The various pictures of toolboxes in "The Toolbox Book" by
Jim Tolpin inspired me to build a small toolbox to keep in my vehicle.
There was one cabinetmaker's toolbox that I especially liked. It had a
32-point star inlayed into a panel under the top, along with other 5 point
stars. I decided to try to make a star inlay for my toolbox. However,
I thought a 32-point star would be too difficult to try as a first time
The edging was made by face gluing ¾" X 2" X 4' curly maple
to 1/16" X 2" X 4' walnut. The horizontal and vertical bands
were made from 3/8" X 2" X 4' curly maple sandwiched between
1/16" X 2" X 4' walnut. The diamond was cut from ¾" thick
curly maple, then 1/16" X ¾" wide strips of walnut were glued
onto the edge of the diamond. The veneer (1/16") was cut on the bandsaw.
My initials were printed using the largest font available in my word processing
program. Walnut veneer was used for the inlay material. The walnut was
placed on top of the diamond veneer, and a copy of my initials was centered
on the diamond/walnut veneer stack. I used a fret saw to cut along the
outline of each letter, angling the fret saw at about 13 degrees. This
bevel cut allows the inlay material to fit tightly into the background
veneer, with little or no gaps. The description for this technique is
explained below under "Inlaying Silhouettes".
Numerous tries at designing a pattern finally evolved into four 16-point
stars, with a diamond centered on the panel with my initials . The edging
was made from ¾" curly maple and 1/16" walnut. The diamond was
connected to the edges with bands of 3/8" curly maple with 1/16"
pattern for the 16-point stars was generated with a slide making program,
and are about 3 ½" in diameter. The star segments are made from walnut
and curly maple. The back of the panel has a 32-point star in a mahogany
background, with the same edge veneer as the front panel.
of the 32-point star begins by making a template of one of the star segments
from scrap, using the computer generated star as the pattern. The template
is centered on the glue line of the maple and walnut, the outline traced
onto the veneer, and the segment cut using a Handi-Cut cutter (Sears-Craftsman).
There are 32 of these segments that have to be made. The first four segments
are edge glued, then taped together with clear tape to give a 4-point star.
One segment of the next row was aligned onto the pattern, then the 4-point
star placed on top of the segment. The segment was scribed with a utility
knife, trimmed, and glued to the 4-point star.
process was repeated with three more segments until the 8-point star was

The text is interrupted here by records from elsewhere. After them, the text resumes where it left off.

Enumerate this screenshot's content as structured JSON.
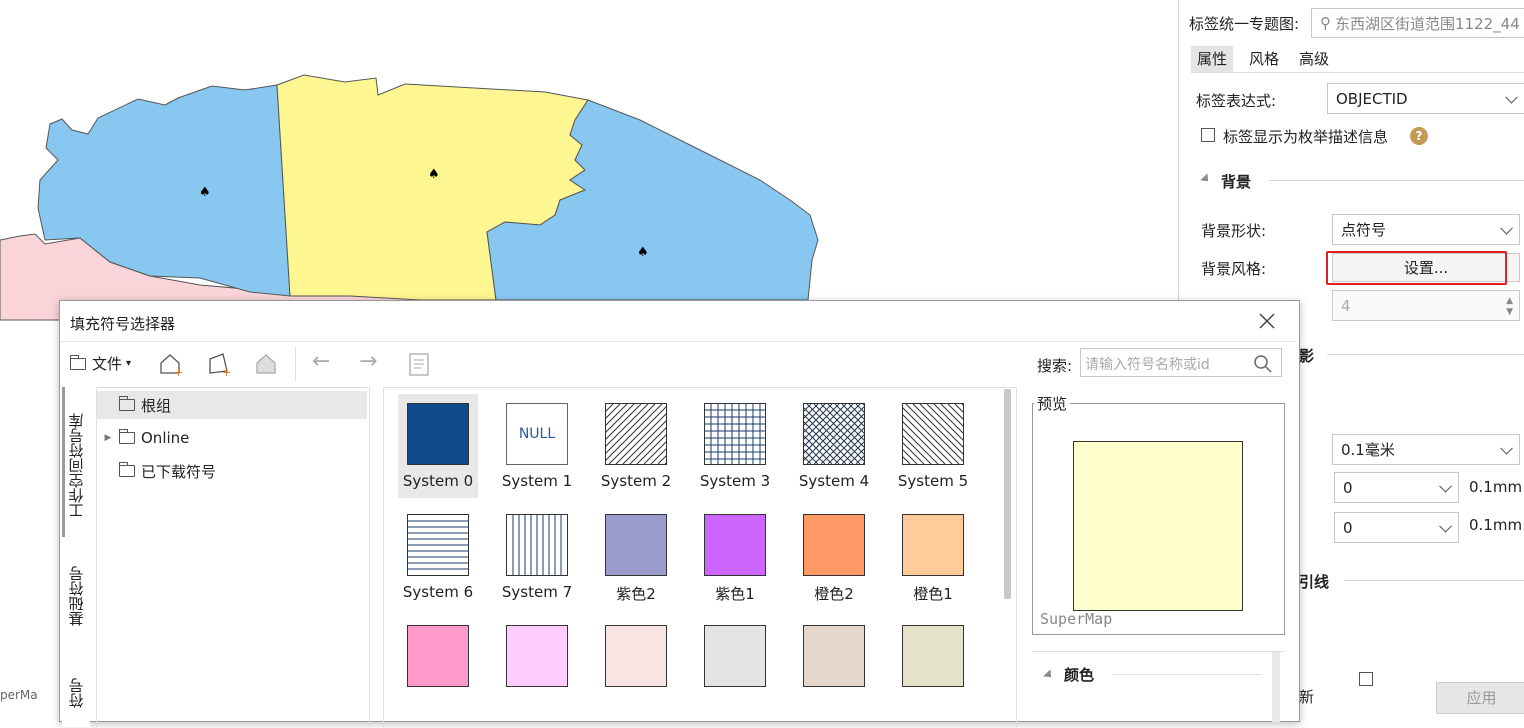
{
  "map": {
    "colors": {
      "blue": "#88c8f0",
      "yellow": "#fdf691",
      "pink": "#f9d5da",
      "border": "#555555"
    },
    "marker_icon": "spade-marker-icon",
    "corner_text": "perMa"
  },
  "right_panel": {
    "title_label": "标签统一专题图:",
    "title_value": "东西湖区街道范围1122_44",
    "tabs": [
      "属性",
      "风格",
      "高级"
    ],
    "active_tab": "属性",
    "expr_label": "标签表达式:",
    "expr_value": "OBJECTID",
    "enum_checkbox_label": "标签显示为枚举描述信息",
    "background_section": "背景",
    "bg_shape_label": "背景形状:",
    "bg_shape_value": "点符号",
    "bg_style_label": "背景风格:",
    "bg_style_button": "设置...",
    "partial_value": "4",
    "partial_shadow_label": "影",
    "line_width_value": "0.1毫米",
    "offset_x_value": "0",
    "offset_y_value": "0",
    "unit_x": "0.1mm",
    "unit_y": "0.1mm",
    "partial_leader_label": "引线",
    "partial_bottom_label": "新",
    "apply_button": "应用",
    "highlight_color": "#e02020"
  },
  "dialog": {
    "title": "填充符号选择器",
    "file_menu": "文件",
    "search_label": "搜索:",
    "search_placeholder": "请输入符号名称或id",
    "vtabs": [
      "工作空间符号库",
      "基础符号",
      "符号"
    ],
    "tree": [
      {
        "label": "根组",
        "selected": true,
        "expandable": false
      },
      {
        "label": "Online",
        "selected": false,
        "expandable": true
      },
      {
        "label": "已下载符号",
        "selected": false,
        "expandable": false
      }
    ],
    "symbols": [
      {
        "label": "System 0",
        "kind": "solid",
        "color": "#0e4a8c",
        "selected": true
      },
      {
        "label": "System 1",
        "kind": "null",
        "text": "NULL",
        "color": "#ffffff"
      },
      {
        "label": "System 2",
        "kind": "diag",
        "color": "#ffffff"
      },
      {
        "label": "System 3",
        "kind": "grid",
        "color": "#ffffff"
      },
      {
        "label": "System 4",
        "kind": "cross",
        "color": "#ffffff"
      },
      {
        "label": "System 5",
        "kind": "backdiag",
        "color": "#ffffff"
      },
      {
        "label": "System 6",
        "kind": "hlines",
        "color": "#ffffff"
      },
      {
        "label": "System 7",
        "kind": "vlines",
        "color": "#ffffff"
      },
      {
        "label": "紫色2",
        "kind": "solid",
        "color": "#9a9acb"
      },
      {
        "label": "紫色1",
        "kind": "solid",
        "color": "#cc66ff"
      },
      {
        "label": "橙色2",
        "kind": "solid",
        "color": "#ff9966"
      },
      {
        "label": "橙色1",
        "kind": "solid",
        "color": "#ffcc99"
      },
      {
        "label": "",
        "kind": "solid",
        "color": "#ff99cc"
      },
      {
        "label": "",
        "kind": "solid",
        "color": "#ffccff"
      },
      {
        "label": "",
        "kind": "solid",
        "color": "#f9e4e4"
      },
      {
        "label": "",
        "kind": "solid",
        "color": "#e4e4e4"
      },
      {
        "label": "",
        "kind": "solid",
        "color": "#e4d6cb"
      },
      {
        "label": "",
        "kind": "solid",
        "color": "#e4e2cb"
      }
    ],
    "preview_label": "预览",
    "preview_color": "#ffffcc",
    "preview_watermark": "SuperMap",
    "color_section": "颜色"
  }
}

completed. Clear tape was used to reinforce the joints.
other rows of segments were joined to the main star until the 32-point
star was completed
outline of the edge veneer was drawn onto a template or the substrate itself.
I used a piece of PlexiglasTM as a panel
template. The edge veneer was cut to length, mitered at the corners, then
glued to the adjacent edge band.
completed star was tacked into place on the center panel with a little
hot glue, then the outline of the star scribed onto the veneer with a utility
knife. The star was removed and the waste removed with a fret saw, keeping
the saw perpendicular to the veneer. The star was fitted into the opening.
Glue and tape was used to help keep the star in place The star/panel veneer
assembly was allowed to dry overnight, placing a weight on the panel to
keep it as flat as possible.
joints were supported with clear tape. The dried assembly was placed onto
the mahogany veneer, and the opening scribed onto the mahogany. The veneer
was cut with a utility knife, with a straight edge used as a guide. The
mahogany was fitted into the opening and taped into place.
completed veneer panel was glued to the substrate using yellow glue. I
used ¼" quarter sawn red oak as the substrate. Waxed paper was placed
on top of the star panel, then the entire panel placed between two pieces
of MDF and clamped to keep the panel flat. The panel was allowed to dry
overnight. All tape was removed, and the panel was sanded with 180 grit
paper, then scraped.
The finish was applied starting with a 1lb. cut of orange shellac, followed
by a coat of boiled linseed oil then two coats of 2 lb. cut orange shellac.
The panel was sanded with 320 grit paper between each step. A coat of dark
wax was applied as the final finishing step. The dark wax made any gaps
present essentially disappear.
There were two references I used to do inlays. The first was an article
in the October 1999 Fine Woodworking (No. 138) by Steve Latta ("Federal-Style
Oval Inlays", Taunton Press). The second was a book titled "
Art of Marquetry
" (1997, Schiffer Publishing) by Craig Vandall
Stevens. Both of these sources explain the bevel cutting technique, and
give instructions on making a birds mouth support.